* Task brief *
All of the lines below should be printed again exactly as they are.

[Stored dataset items]
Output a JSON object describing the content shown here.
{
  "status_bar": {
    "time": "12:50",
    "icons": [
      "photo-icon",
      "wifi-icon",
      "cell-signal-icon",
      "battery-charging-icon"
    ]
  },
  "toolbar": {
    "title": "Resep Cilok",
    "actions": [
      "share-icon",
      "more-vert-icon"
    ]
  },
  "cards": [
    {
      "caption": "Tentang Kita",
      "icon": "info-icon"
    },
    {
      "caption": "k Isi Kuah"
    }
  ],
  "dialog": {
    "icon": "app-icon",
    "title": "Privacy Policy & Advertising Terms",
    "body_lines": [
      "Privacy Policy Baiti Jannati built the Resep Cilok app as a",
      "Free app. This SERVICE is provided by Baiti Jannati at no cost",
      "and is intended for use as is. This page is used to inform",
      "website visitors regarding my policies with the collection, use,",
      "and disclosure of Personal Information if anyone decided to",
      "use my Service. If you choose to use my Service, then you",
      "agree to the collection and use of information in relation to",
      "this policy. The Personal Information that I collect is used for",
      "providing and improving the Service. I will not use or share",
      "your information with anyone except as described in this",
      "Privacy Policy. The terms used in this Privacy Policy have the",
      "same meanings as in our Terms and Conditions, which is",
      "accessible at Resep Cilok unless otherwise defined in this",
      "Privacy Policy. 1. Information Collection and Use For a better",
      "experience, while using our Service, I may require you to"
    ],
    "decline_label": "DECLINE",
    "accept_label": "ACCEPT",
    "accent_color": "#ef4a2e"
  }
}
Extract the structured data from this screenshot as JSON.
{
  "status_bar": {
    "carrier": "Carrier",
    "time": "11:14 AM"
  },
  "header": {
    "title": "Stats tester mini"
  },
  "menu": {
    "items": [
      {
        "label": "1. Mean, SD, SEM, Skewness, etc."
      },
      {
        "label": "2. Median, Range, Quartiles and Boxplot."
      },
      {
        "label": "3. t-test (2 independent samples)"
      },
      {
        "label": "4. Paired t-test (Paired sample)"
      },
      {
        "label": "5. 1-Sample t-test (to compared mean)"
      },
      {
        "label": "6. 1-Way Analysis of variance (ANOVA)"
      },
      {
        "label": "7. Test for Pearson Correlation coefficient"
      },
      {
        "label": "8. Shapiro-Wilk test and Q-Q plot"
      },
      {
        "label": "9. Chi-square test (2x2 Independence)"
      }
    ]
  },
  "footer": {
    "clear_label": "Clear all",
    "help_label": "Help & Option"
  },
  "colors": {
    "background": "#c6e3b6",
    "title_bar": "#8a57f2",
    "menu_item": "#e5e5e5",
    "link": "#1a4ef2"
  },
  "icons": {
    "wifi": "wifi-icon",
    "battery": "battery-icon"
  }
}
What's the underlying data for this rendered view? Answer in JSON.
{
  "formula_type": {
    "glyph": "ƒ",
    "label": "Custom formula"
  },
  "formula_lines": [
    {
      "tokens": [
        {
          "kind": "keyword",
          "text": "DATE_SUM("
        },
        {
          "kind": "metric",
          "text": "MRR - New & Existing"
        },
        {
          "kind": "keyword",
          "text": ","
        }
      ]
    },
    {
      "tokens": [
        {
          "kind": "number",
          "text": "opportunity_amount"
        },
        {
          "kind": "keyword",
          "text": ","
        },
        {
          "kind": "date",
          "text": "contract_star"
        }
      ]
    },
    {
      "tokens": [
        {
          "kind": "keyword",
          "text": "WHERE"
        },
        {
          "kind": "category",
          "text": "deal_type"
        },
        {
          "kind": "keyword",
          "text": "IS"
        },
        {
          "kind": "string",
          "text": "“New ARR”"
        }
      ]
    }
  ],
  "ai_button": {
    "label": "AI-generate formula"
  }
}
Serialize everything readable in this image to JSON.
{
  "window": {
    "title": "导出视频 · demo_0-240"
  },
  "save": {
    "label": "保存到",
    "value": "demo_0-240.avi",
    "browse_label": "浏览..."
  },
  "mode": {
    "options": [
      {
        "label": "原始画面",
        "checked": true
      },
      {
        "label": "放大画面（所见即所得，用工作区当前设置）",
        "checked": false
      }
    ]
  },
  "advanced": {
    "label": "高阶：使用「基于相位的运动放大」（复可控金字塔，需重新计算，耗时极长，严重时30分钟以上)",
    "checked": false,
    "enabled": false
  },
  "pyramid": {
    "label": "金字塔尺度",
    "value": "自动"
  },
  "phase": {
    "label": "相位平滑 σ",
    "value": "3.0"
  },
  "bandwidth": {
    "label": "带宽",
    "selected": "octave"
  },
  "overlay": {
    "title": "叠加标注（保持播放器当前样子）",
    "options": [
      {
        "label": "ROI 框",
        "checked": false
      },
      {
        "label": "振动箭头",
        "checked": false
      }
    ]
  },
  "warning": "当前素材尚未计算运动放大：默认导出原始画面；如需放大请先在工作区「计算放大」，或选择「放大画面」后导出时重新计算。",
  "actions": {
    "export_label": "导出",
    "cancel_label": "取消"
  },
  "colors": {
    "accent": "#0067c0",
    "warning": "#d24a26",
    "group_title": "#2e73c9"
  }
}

* Exercise answer *
Output a JSON object describing the content shown here.
{
  "status_bar": {
    "time": "12:50",
    "icons": [
      "photo-icon",
      "wifi-icon",
      "cell-signal-icon",
      "battery-charging-icon"
    ]
  },
  "toolbar": {
    "title": "Resep Cilok",
    "actions": [
      "share-icon",
      "more-vert-icon"
    ]
  },
  "cards": [
    {
      "caption": "Tentang Kita",
      "icon": "info-icon"
    },
    {
      "caption": "k Isi Kuah"
    }
  ],
  "dialog": {
    "icon": "app-icon",
    "title": "Privacy Policy & Advertising Terms",
    "body_lines": [
      "Privacy Policy Baiti Jannati built the Resep Cilok app as a",
      "Free app. This SERVICE is provided by Baiti Jannati at no cost",
      "and is intended for use as is. This page is used to inform",
      "website visitors regarding my policies with the collection, use,",
      "and disclosure of Personal Information if anyone decided to",
      "use my Service. If you choose to use my Service, then you",
      "agree to the collection and use of information in relation to",
      "this policy. The Personal Information that I collect is used for",
      "providing and improving the Service. I will not use or share",
      "your information with anyone except as described in this",
      "Privacy Policy. The terms used in this Privacy Policy have the",
      "same meanings as in our Terms and Conditions, which is",
      "accessible at Resep Cilok unless otherwise defined in this",
      "Privacy Policy. 1. Information Collection and Use For a better",
      "experience, while using our Service, I may require you to"
    ],
    "decline_label": "DECLINE",
    "accept_label": "ACCEPT",
    "accent_color": "#ef4a2e"
  }
}
Extract the structured data from this screenshot as JSON.
{
  "status_bar": {
    "carrier": "Carrier",
    "time": "11:14 AM"
  },
  "header": {
    "title": "Stats tester mini"
  },
  "menu": {
    "items": [
      {
        "label": "1. Mean, SD, SEM, Skewness, etc."
      },
      {
        "label": "2. Median, Range, Quartiles and Boxplot."
      },
      {
        "label": "3. t-test (2 independent samples)"
      },
      {
        "label": "4. Paired t-test (Paired sample)"
      },
      {
        "label": "5. 1-Sample t-test (to compared mean)"
      },
      {
        "label": "6. 1-Way Analysis of variance (ANOVA)"
      },
      {
        "label": "7. Test for Pearson Correlation coefficient"
      },
      {
        "label": "8. Shapiro-Wilk test and Q-Q plot"
      },
      {
        "label": "9. Chi-square test (2x2 Independence)"
      }
    ]
  },
  "footer": {
    "clear_label": "Clear all",
    "help_label": "Help & Option"
  },
  "colors": {
    "background": "#c6e3b6",
    "title_bar": "#8a57f2",
    "menu_item": "#e5e5e5",
    "link": "#1a4ef2"
  },
  "icons": {
    "wifi": "wifi-icon",
    "battery": "battery-icon"
  }
}
What's the underlying data for this rendered view? Answer in JSON.
{
  "formula_type": {
    "glyph": "ƒ",
    "label": "Custom formula"
  },
  "formula_lines": [
    {
      "tokens": [
        {
          "kind": "keyword",
          "text": "DATE_SUM("
        },
        {
          "kind": "metric",
          "text": "MRR - New & Existing"
        },
        {
          "kind": "keyword",
          "text": ","
        }
      ]
    },
    {
      "tokens": [
        {
          "kind": "number",
          "text": "opportunity_amount"
        },
        {
          "kind": "keyword",
          "text": ","
        },
        {
          "kind": "date",
          "text": "contract_star"
        }
      ]
    },
    {
      "tokens": [
        {
          "kind": "keyword",
          "text": "WHERE"
        },
        {
          "kind": "category",
          "text": "deal_type"
        },
        {
          "kind": "keyword",
          "text": "IS"
        },
        {
          "kind": "string",
          "text": "“New ARR”"
        }
      ]
    }
  ],
  "ai_button": {
    "label": "AI-generate formula"
  }
}
Serialize everything readable in this image to JSON.
{
  "window": {
    "title": "导出视频 · demo_0-240"
  },
  "save": {
    "label": "保存到",
    "value": "demo_0-240.avi",
    "browse_label": "浏览..."
  },
  "mode": {
    "options": [
      {
        "label": "原始画面",
        "checked": true
      },
      {
        "label": "放大画面（所见即所得，用工作区当前设置）",
        "checked": false
      }
    ]
  },
  "advanced": {
    "label": "高阶：使用「基于相位的运动放大」（复可控金字塔，需重新计算，耗时极长，严重时30分钟以上)",
    "checked": false,
    "enabled": false
  },
  "pyramid": {
    "label": "金字塔尺度",
    "value": "自动"
  },
  "phase": {
    "label": "相位平滑 σ",
    "value": "3.0"
  },
  "bandwidth": {
    "label": "带宽",
    "selected": "octave"
  },
  "overlay": {
    "title": "叠加标注（保持播放器当前样子）",
    "options": [
      {
        "label": "ROI 框",
        "checked": false
      },
      {
        "label": "振动箭头",
        "checked": false
      }
    ]
  },
  "warning": "当前素材尚未计算运动放大：默认导出原始画面；如需放大请先在工作区「计算放大」，或选择「放大画面」后导出时重新计算。",
  "actions": {
    "export_label": "导出",
    "cancel_label": "取消"
  },
  "colors": {
    "accent": "#0067c0",
    "warning": "#d24a26",
    "group_title": "#2e73c9"
  }
}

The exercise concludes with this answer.